We often hear about the high rates of mental health disorders among service members; however, these rates typically reflect only those diagnoses received or the disorders treated while in-garrison. The mental health burden experienced while in-theater has been frequently underreported. This represents an important gap in our understanding of the behavioral health care needs of service members while deployed as well as the training needs of deploying providers.
Blog posts with the tag "Service Members"
In this blog, Jennifer Nevers, MSW, LCSW will discuss the benefits of engaging the Chaplain Corps to improve access to behavioral health care among National Guard soldiers and airmen. She will review the benefits of utilizing military Chaplains to address common conditions faced by service members and overcome the stigma of seeking mental health care within the military community.
Cultural competency training is an essential component of all behavioral health training curriculums and often a requirement for continuing education for licensed providers. But how often do those training opportunities include “military service” in the mix of cultural dimensions of identity that influence or shape an individual’s experience? Not often enough.
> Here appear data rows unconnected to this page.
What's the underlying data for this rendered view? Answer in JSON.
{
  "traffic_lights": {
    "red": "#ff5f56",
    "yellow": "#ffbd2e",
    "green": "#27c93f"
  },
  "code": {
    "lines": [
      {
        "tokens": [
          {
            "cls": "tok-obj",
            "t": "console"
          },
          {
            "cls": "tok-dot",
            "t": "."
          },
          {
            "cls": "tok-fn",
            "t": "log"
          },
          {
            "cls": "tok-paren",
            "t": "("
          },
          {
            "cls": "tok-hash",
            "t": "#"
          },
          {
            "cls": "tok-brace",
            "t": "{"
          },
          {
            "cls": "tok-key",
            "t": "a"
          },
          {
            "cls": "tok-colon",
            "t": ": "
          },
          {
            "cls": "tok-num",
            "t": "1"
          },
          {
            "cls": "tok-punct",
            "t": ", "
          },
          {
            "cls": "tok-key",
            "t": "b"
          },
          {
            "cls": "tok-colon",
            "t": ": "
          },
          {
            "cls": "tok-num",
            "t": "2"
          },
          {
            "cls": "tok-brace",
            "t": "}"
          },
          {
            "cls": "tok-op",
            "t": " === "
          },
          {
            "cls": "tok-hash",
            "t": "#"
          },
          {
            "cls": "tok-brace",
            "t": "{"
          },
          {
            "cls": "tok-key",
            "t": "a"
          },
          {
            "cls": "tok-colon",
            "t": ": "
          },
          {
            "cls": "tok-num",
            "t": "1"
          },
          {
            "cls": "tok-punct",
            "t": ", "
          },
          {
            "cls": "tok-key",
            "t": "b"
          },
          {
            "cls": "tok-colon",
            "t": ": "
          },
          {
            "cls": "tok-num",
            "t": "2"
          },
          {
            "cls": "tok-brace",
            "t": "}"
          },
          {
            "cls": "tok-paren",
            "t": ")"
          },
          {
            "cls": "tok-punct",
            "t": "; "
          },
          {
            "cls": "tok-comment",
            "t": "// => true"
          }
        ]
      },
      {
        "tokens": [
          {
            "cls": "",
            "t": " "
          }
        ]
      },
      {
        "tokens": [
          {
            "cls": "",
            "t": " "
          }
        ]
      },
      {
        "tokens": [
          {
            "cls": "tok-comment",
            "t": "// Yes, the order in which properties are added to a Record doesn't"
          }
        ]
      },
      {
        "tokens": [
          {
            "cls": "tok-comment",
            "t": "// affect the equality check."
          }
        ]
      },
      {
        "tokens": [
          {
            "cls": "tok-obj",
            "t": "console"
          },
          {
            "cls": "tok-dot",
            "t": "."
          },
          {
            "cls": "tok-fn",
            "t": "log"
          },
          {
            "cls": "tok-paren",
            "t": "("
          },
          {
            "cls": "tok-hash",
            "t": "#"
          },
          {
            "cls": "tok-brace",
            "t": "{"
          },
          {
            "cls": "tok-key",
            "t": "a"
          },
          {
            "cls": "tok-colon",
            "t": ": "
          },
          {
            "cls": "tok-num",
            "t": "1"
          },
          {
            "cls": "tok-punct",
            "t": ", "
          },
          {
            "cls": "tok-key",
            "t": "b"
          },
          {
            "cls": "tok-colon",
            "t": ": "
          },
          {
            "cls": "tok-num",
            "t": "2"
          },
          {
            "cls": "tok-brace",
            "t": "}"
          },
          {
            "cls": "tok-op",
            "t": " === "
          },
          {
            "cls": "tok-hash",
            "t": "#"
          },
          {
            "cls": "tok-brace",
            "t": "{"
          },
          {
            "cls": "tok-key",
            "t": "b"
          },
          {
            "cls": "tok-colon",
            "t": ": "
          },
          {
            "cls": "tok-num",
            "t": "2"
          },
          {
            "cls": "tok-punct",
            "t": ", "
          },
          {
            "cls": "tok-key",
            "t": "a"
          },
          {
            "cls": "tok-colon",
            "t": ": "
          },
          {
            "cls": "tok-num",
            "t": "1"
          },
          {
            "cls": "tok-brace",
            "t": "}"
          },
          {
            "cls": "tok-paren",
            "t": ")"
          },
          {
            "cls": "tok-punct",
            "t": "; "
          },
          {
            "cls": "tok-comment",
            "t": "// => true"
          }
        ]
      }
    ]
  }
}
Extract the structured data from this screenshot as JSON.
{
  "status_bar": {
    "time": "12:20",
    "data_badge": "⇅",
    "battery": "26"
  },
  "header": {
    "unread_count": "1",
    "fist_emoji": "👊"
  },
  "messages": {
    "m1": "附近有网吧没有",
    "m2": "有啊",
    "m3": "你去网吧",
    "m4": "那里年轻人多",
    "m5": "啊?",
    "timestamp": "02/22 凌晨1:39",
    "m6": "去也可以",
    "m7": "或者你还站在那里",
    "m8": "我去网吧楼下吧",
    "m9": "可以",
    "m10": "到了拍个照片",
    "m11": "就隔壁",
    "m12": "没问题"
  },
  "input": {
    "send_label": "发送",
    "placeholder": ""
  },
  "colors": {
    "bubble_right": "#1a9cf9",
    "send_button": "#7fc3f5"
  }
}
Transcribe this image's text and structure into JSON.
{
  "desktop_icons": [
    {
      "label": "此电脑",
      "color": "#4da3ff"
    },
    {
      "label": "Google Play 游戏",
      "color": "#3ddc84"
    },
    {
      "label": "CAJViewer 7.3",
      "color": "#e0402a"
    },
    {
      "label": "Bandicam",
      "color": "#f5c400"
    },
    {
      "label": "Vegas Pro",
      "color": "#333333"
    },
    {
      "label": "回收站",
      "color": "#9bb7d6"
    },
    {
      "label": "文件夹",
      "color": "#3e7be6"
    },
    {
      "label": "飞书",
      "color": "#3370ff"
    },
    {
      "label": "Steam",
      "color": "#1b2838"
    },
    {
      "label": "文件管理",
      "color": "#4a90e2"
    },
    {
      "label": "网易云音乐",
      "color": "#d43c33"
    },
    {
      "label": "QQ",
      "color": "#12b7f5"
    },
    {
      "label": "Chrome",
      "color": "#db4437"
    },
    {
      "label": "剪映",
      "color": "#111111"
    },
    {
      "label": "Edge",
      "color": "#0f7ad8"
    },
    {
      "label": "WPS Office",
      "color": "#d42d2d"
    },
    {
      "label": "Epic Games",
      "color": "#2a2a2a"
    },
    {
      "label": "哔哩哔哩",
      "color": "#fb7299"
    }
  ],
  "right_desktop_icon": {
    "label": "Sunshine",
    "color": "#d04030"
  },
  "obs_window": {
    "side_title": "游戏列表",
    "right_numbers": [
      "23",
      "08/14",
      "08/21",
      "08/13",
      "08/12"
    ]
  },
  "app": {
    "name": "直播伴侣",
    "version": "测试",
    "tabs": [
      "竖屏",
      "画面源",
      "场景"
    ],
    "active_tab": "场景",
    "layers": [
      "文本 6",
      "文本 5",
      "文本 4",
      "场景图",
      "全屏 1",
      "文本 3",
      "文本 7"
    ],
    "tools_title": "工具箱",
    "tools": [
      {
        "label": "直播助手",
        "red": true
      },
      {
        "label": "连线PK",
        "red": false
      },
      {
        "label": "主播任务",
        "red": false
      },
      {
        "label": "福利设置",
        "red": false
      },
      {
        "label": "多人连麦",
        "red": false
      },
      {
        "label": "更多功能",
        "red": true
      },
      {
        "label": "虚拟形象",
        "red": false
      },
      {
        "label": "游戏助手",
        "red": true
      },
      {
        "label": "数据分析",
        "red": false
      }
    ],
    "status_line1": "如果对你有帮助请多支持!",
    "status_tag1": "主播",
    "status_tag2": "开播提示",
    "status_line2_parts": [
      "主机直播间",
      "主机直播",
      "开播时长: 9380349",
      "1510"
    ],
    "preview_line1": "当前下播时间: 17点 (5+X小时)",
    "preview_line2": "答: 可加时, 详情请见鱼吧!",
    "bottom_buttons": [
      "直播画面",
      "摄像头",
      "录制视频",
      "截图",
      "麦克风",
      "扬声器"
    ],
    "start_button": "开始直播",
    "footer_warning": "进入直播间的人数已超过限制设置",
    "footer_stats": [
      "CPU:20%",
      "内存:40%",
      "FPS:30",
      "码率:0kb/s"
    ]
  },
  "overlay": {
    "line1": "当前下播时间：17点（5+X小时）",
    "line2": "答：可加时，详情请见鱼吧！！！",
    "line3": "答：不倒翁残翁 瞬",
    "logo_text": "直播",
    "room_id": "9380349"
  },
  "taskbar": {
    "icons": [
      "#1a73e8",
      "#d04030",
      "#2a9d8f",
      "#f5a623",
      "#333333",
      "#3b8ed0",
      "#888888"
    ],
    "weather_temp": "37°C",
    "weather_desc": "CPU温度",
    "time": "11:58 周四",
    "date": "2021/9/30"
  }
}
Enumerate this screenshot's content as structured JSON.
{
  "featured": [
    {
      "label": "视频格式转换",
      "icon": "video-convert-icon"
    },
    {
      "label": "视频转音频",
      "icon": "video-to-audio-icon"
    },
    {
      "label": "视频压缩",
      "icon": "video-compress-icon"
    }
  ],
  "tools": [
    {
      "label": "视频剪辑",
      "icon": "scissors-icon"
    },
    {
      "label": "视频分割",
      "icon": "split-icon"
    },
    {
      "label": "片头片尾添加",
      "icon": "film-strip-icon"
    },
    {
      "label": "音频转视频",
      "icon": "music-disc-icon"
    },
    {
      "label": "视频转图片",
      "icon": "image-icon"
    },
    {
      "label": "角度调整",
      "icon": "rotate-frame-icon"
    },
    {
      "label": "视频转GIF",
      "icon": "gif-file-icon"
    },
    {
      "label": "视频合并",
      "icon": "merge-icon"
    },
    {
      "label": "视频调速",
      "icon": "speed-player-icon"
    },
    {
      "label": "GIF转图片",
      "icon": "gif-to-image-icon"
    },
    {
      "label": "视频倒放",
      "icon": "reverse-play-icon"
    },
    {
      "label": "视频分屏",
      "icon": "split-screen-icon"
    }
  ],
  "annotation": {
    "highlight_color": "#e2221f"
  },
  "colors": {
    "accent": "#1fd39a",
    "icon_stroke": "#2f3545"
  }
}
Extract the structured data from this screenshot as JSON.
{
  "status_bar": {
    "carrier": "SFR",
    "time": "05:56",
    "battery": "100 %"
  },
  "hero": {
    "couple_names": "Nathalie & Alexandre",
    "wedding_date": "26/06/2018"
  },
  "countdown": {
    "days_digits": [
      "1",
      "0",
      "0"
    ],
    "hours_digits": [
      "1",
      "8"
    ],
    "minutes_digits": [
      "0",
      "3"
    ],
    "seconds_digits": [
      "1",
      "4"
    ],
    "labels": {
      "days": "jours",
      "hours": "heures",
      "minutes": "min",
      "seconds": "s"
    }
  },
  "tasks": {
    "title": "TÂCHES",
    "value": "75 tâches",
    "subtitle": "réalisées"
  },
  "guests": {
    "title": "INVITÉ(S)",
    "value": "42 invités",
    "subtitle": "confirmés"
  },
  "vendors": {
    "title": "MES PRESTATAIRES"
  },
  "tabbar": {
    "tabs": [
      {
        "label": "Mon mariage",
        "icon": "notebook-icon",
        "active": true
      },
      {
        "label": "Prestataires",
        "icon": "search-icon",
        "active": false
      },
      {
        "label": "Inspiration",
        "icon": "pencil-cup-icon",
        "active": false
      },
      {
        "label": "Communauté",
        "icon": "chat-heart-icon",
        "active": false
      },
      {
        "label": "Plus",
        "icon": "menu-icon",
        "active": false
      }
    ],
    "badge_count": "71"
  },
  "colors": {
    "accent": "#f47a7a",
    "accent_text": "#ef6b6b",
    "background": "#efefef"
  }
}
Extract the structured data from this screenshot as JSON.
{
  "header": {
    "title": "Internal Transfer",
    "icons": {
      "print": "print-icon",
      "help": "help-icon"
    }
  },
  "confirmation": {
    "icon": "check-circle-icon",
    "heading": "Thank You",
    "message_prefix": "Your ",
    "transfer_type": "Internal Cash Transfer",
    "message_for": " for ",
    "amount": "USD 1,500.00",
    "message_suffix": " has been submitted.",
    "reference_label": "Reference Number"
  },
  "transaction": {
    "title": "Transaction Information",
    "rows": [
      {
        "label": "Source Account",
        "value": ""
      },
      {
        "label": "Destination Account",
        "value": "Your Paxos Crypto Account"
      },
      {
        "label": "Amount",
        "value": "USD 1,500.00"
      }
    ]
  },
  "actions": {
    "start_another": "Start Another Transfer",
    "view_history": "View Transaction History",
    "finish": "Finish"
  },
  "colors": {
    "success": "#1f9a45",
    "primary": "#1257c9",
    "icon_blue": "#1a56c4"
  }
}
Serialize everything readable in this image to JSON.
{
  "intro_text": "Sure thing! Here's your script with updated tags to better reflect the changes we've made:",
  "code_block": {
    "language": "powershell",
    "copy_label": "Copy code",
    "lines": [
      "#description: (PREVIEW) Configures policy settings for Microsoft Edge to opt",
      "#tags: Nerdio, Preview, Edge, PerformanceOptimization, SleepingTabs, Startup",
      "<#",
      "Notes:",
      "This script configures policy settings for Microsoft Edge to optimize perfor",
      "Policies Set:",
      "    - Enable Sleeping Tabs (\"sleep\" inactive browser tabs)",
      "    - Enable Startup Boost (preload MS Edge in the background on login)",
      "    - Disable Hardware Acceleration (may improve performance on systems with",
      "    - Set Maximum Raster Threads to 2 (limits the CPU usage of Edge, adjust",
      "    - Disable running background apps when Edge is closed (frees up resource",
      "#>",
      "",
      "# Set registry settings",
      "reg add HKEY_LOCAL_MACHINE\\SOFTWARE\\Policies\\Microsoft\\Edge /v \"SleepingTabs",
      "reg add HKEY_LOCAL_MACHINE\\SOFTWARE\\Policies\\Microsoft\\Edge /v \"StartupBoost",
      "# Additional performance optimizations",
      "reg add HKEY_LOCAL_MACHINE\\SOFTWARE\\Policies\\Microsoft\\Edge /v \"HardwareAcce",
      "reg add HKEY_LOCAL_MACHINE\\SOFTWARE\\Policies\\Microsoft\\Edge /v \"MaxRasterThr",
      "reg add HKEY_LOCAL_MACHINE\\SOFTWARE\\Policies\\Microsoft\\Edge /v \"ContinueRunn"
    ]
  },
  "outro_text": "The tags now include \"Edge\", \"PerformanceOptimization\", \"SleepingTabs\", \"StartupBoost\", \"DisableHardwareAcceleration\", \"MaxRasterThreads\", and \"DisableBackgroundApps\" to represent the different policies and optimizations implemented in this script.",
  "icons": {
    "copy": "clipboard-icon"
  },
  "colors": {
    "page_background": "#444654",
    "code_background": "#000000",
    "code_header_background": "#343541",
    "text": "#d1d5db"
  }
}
Listen to the episode: Sharpening our EBP Focus Through the Lens of Military Culture
BLUF: If you work with our United States Service members, you may be treating more adolescents than you realize. Did you know that contemporary theories of human development consider adolescence to extend to about age 25? If we think of adolescence as extending to about age 25, adolescents comprise a large proportion of U.S. Active Duty and Selected Reserve service members.
April was established as the Month of the Military Child in 1986 by the former Defense Secretary Caspar Weinberger to recognize the unique experiences of military children. In 2011 “Purple Up! For Military Kids” was initiated by the University of New Hampshire Cooperative Extension Military Youth and Family Program as a visible way to show support and thank military children for their strength and sacrifices by wearing purple. The color purple was chosen to represent the joint environment of the military by combining each service branch's colors.